Real Estate – Choosing Properties for Your Self Directed IRA

The self directed IRA offers a number of distinct tax advantages to holders. It’s an ideal method of entering the property market. You need to beware of what you can and can’t do, though. That list of prohibited transactions will soon become your best friend.
We go through how you can find a property to add to your portfolio in this article.

The Property Market

Unlike precious metals, the real estate market fluctuates radically. We’re gradually starting to leave the remnants of the massive housing bubble burst of 2008. Now is the time to start looking into using a self directed real estate IRA to enter the market and take advantage of rising housing prices.

Demand will always be high and supply will always be there. It’s just a matter of waiting for the prices to rise again, and this is happening. Whether you buy to rent or build something yourself, there’s money to be made.2  

The Mortgage Issue
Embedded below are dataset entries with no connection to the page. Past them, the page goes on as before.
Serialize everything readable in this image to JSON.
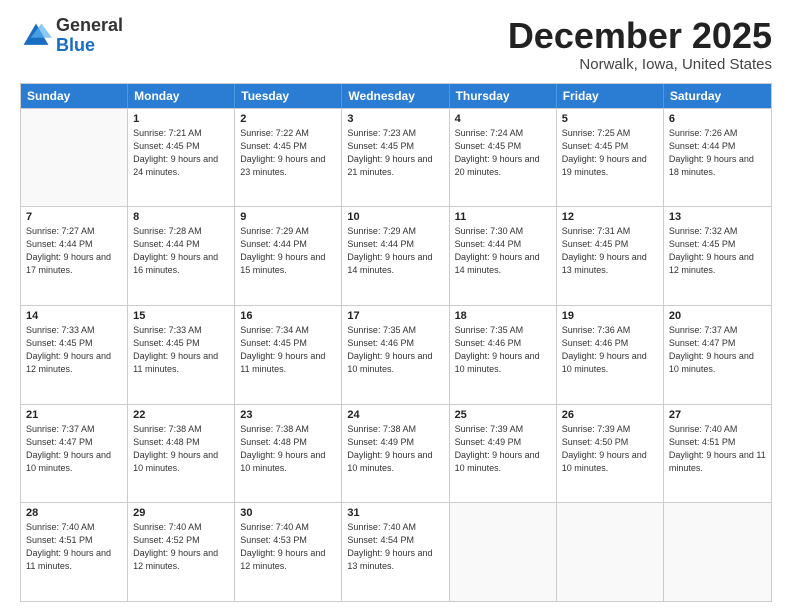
{
  "logo": {
    "general": "General",
    "blue": "Blue"
  },
  "header": {
    "month": "December 2025",
    "location": "Norwalk, Iowa, United States"
  },
  "days": [
    "Sunday",
    "Monday",
    "Tuesday",
    "Wednesday",
    "Thursday",
    "Friday",
    "Saturday"
  ],
  "weeks": [
    [
      {
        "day": "",
        "sunrise": "",
        "sunset": "",
        "daylight": ""
      },
      {
        "day": "1",
        "sunrise": "Sunrise: 7:21 AM",
        "sunset": "Sunset: 4:45 PM",
        "daylight": "Daylight: 9 hours and 24 minutes."
      },
      {
        "day": "2",
        "sunrise": "Sunrise: 7:22 AM",
        "sunset": "Sunset: 4:45 PM",
        "daylight": "Daylight: 9 hours and 23 minutes."
      },
      {
        "day": "3",
        "sunrise": "Sunrise: 7:23 AM",
        "sunset": "Sunset: 4:45 PM",
        "daylight": "Daylight: 9 hours and 21 minutes."
      },
      {
        "day": "4",
        "sunrise": "Sunrise: 7:24 AM",
        "sunset": "Sunset: 4:45 PM",
        "daylight": "Daylight: 9 hours and 20 minutes."
      },
      {
        "day": "5",
        "sunrise": "Sunrise: 7:25 AM",
        "sunset": "Sunset: 4:45 PM",
        "daylight": "Daylight: 9 hours and 19 minutes."
      },
      {
        "day": "6",
        "sunrise": "Sunrise: 7:26 AM",
        "sunset": "Sunset: 4:44 PM",
        "daylight": "Daylight: 9 hours and 18 minutes."
      }
    ],
    [
      {
        "day": "7",
        "sunrise": "Sunrise: 7:27 AM",
        "sunset": "Sunset: 4:44 PM",
        "daylight": "Daylight: 9 hours and 17 minutes."
      },
      {
        "day": "8",
        "sunrise": "Sunrise: 7:28 AM",
        "sunset": "Sunset: 4:44 PM",
        "daylight": "Daylight: 9 hours and 16 minutes."
      },
      {
        "day": "9",
        "sunrise": "Sunrise: 7:29 AM",
        "sunset": "Sunset: 4:44 PM",
        "daylight": "Daylight: 9 hours and 15 minutes."
      },
      {
        "day": "10",
        "sunrise": "Sunrise: 7:29 AM",
        "sunset": "Sunset: 4:44 PM",
        "daylight": "Daylight: 9 hours and 14 minutes."
      },
      {
        "day": "11",
        "sunrise": "Sunrise: 7:30 AM",
        "sunset": "Sunset: 4:44 PM",
        "daylight": "Daylight: 9 hours and 14 minutes."
      },
      {
        "day": "12",
        "sunrise": "Sunrise: 7:31 AM",
        "sunset": "Sunset: 4:45 PM",
        "daylight": "Daylight: 9 hours and 13 minutes."
      },
      {
        "day": "13",
        "sunrise": "Sunrise: 7:32 AM",
        "sunset": "Sunset: 4:45 PM",
        "daylight": "Daylight: 9 hours and 12 minutes."
      }
    ],
    [
      {
        "day": "14",
        "sunrise": "Sunrise: 7:33 AM",
        "sunset": "Sunset: 4:45 PM",
        "daylight": "Daylight: 9 hours and 12 minutes."
      },
      {
        "day": "15",
        "sunrise": "Sunrise: 7:33 AM",
        "sunset": "Sunset: 4:45 PM",
        "daylight": "Daylight: 9 hours and 11 minutes."
      },
      {
        "day": "16",
        "sunrise": "Sunrise: 7:34 AM",
        "sunset": "Sunset: 4:45 PM",
        "daylight": "Daylight: 9 hours and 11 minutes."
      },
      {
        "day": "17",
        "sunrise": "Sunrise: 7:35 AM",
        "sunset": "Sunset: 4:46 PM",
        "daylight": "Daylight: 9 hours and 10 minutes."
      },
      {
        "day": "18",
        "sunrise": "Sunrise: 7:35 AM",
        "sunset": "Sunset: 4:46 PM",
        "daylight": "Daylight: 9 hours and 10 minutes."
      },
      {
        "day": "19",
        "sunrise": "Sunrise: 7:36 AM",
        "sunset": "Sunset: 4:46 PM",
        "daylight": "Daylight: 9 hours and 10 minutes."
      },
      {
        "day": "20",
        "sunrise": "Sunrise: 7:37 AM",
        "sunset": "Sunset: 4:47 PM",
        "daylight": "Daylight: 9 hours and 10 minutes."
      }
    ],
    [
      {
        "day": "21",
        "sunrise": "Sunrise: 7:37 AM",
        "sunset": "Sunset: 4:47 PM",
        "daylight": "Daylight: 9 hours and 10 minutes."
      },
      {
        "day": "22",
        "sunrise": "Sunrise: 7:38 AM",
        "sunset": "Sunset: 4:48 PM",
        "daylight": "Daylight: 9 hours and 10 minutes."
      },
      {
        "day": "23",
        "sunrise": "Sunrise: 7:38 AM",
        "sunset": "Sunset: 4:48 PM",
        "daylight": "Daylight: 9 hours and 10 minutes."
      },
      {
        "day": "24",
        "sunrise": "Sunrise: 7:38 AM",
        "sunset": "Sunset: 4:49 PM",
        "daylight": "Daylight: 9 hours and 10 minutes."
      },
      {
        "day": "25",
        "sunrise": "Sunrise: 7:39 AM",
        "sunset": "Sunset: 4:49 PM",
        "daylight": "Daylight: 9 hours and 10 minutes."
      },
      {
        "day": "26",
        "sunrise": "Sunrise: 7:39 AM",
        "sunset": "Sunset: 4:50 PM",
        "daylight": "Daylight: 9 hours and 10 minutes."
      },
      {
        "day": "27",
        "sunrise": "Sunrise: 7:40 AM",
        "sunset": "Sunset: 4:51 PM",
        "daylight": "Daylight: 9 hours and 11 minutes."
      }
    ],
    [
      {
        "day": "28",
        "sunrise": "Sunrise: 7:40 AM",
        "sunset": "Sunset: 4:51 PM",
        "daylight": "Daylight: 9 hours and 11 minutes."
      },
      {
        "day": "29",
        "sunrise": "Sunrise: 7:40 AM",
        "sunset": "Sunset: 4:52 PM",
        "daylight": "Daylight: 9 hours and 12 minutes."
      },
      {
        "day": "30",
        "sunrise": "Sunrise: 7:40 AM",
        "sunset": "Sunset: 4:53 PM",
        "daylight": "Daylight: 9 hours and 12 minutes."
      },
      {
        "day": "31",
        "sunrise": "Sunrise: 7:40 AM",
        "sunset": "Sunset: 4:54 PM",
        "daylight": "Daylight: 9 hours and 13 minutes."
      },
      {
        "day": "",
        "sunrise": "",
        "sunset": "",
        "daylight": ""
      },
      {
        "day": "",
        "sunrise": "",
        "sunset": "",
        "daylight": ""
      },
      {
        "day": "",
        "sunrise": "",
        "sunset": "",
        "daylight": ""
      }
    ]
  ]
}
2To get started, you need to understand the type of mortgages available for Self Directed IRA.  A Self Directed IRA can only get a non-recourse loan.  A non-recourse loan is one where the bank only holds the property as collateral.  The IRA holder does not sign a personal guarantee in behalf of the IRA account.

There are options where you can partner with your IRA and you assume the loan but you have to be very careful that you structure it properly.

Building a Home

This is where it really gets complicated. Don’t waste your time with this option if you don’t have a significant amount of money. You can’t use so-called sweat equity or the favors of friends and family to get the job done. This would be a breach of the account terms and conditions.

You’ll have to pay for everything to get your house built. And this will nearly always be more than simply buying a home that’s already built.

What Can You Charge?

Let’s assume you intend on renting your investment home out to people. Before you purchase anything, find out about the going rates in that area. You need to determine how much you can realistically charge before you can predict how long it will take you to start making a profit.

The same thing applies to homes you intend on simply selling to someone else. Get an idea for pricing trends in the local area. If they’re on the up, it might be a good idea to purchase the home. If prices are fluctuating, and there are economic problems, stay away from it.

Many Small or One Big?

The debate over whether yourself directed IRA should contain lots of small properties or a single large property has many convincing arguments. In general, you should treat your investments as you would the stock market.

Diversify your market portfolio. One big property is always a risk because there’s no defense if the price crashes or it’s affected by some sort of natural disaster.

Yes, having more properties might mean more time spent managing them, but you can outsource this work. There’s nothing with contracting all the maintenance work out to a management company. As long as the company isn’t related to any branch of your family, there’s nothing stopping you from doing this.

Check with Your Custodian

Whenever you make a purchase or make a transaction of any kind, talk to your custodian. They’ll be able to check if you’re remaining within the rules. Get into the habit of doing this and you’ll never have to deal with the wrath of the IRS.